You can find neighborhood watch signs almost everywhere and having those signs make people feel safe.
“That’s one reason why we moved to this part of Manhattan because we truly value that,” Jeremy Corn, neighbor.
A neighborhood that was safe to raise his children in.
“Being so close to the university we have a lot of people who are home throughout the day so we can look out for our neighbors,” said Corn.
Corn says having signs telling people that there is a neighborhood watch often warns off criminal activity.
But could there be a change in how neighborhoods and the Riley County police watch over their communities.
“Neighborhood watch signs don’t reduce crime. Not significantly enough to spend a lot of time and energy just on those signs,” said Matthew Droge, Riley County Police Department Public Information Officers.
So Riley County police are turning to social media – and “Next Door.” It’s like a Facebook for neighborhoods and the police.
“It’s a neighborhood communication program for the neighborhoods and its run by the neighborhoods,” said Droge.
Like their colleagues in Topeka, which is already using next door, officers can post news about crime, lost pets and other community events.
The people in humbled west neighborhood of Manhattan say they are an extremely close, but it never hurts to be connected.
“It’s something like that everybody can subscribe to as well as the agencies that are responsible for providing protection and do, i think it is a great thing to have,” said Charles Tadnnehill, neighbor.
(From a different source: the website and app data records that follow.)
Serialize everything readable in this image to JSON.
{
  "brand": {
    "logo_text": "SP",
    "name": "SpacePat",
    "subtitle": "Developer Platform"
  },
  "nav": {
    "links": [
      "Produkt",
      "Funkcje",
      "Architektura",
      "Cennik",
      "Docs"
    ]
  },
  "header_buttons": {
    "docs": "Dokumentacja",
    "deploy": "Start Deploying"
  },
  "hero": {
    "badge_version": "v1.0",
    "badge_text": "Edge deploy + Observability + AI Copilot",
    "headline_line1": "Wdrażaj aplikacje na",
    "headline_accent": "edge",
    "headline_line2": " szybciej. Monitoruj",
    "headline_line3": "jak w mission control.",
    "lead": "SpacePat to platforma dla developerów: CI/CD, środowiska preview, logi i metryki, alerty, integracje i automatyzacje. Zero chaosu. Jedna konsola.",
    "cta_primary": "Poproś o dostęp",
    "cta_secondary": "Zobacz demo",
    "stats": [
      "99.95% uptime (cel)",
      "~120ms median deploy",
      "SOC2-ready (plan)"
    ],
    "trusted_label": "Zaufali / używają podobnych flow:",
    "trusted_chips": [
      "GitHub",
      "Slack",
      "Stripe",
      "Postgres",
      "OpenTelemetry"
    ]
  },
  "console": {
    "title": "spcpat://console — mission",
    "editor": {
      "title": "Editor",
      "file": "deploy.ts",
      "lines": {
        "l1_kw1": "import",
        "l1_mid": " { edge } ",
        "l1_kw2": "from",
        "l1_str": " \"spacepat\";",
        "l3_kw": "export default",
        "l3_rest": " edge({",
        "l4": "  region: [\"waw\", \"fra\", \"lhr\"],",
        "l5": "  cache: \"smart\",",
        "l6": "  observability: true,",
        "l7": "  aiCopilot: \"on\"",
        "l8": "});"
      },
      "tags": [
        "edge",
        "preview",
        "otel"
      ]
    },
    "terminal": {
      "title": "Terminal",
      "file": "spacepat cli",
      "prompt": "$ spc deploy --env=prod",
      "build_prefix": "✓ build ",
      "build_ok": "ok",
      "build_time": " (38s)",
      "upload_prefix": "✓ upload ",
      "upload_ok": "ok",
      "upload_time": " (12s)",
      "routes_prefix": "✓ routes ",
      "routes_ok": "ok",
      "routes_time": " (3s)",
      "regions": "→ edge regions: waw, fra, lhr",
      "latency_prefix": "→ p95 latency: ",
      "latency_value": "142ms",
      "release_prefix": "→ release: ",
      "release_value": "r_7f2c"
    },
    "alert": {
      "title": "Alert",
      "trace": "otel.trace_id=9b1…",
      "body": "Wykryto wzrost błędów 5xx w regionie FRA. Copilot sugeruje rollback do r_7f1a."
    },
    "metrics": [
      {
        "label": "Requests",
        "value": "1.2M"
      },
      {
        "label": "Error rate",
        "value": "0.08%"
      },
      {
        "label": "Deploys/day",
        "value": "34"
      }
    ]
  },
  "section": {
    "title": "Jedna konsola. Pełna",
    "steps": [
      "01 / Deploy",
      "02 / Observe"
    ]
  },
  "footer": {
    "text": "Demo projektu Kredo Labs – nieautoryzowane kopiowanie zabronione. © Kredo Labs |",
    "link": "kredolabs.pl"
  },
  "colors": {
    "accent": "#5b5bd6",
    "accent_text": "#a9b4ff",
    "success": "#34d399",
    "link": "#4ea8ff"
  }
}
“Next-Door” goes online in Riley County January 5th and beginning in January the Riley County Police Department will begin hosting “Next Coffee Meetings.” It’s a way to reach out to folks who aren’t online.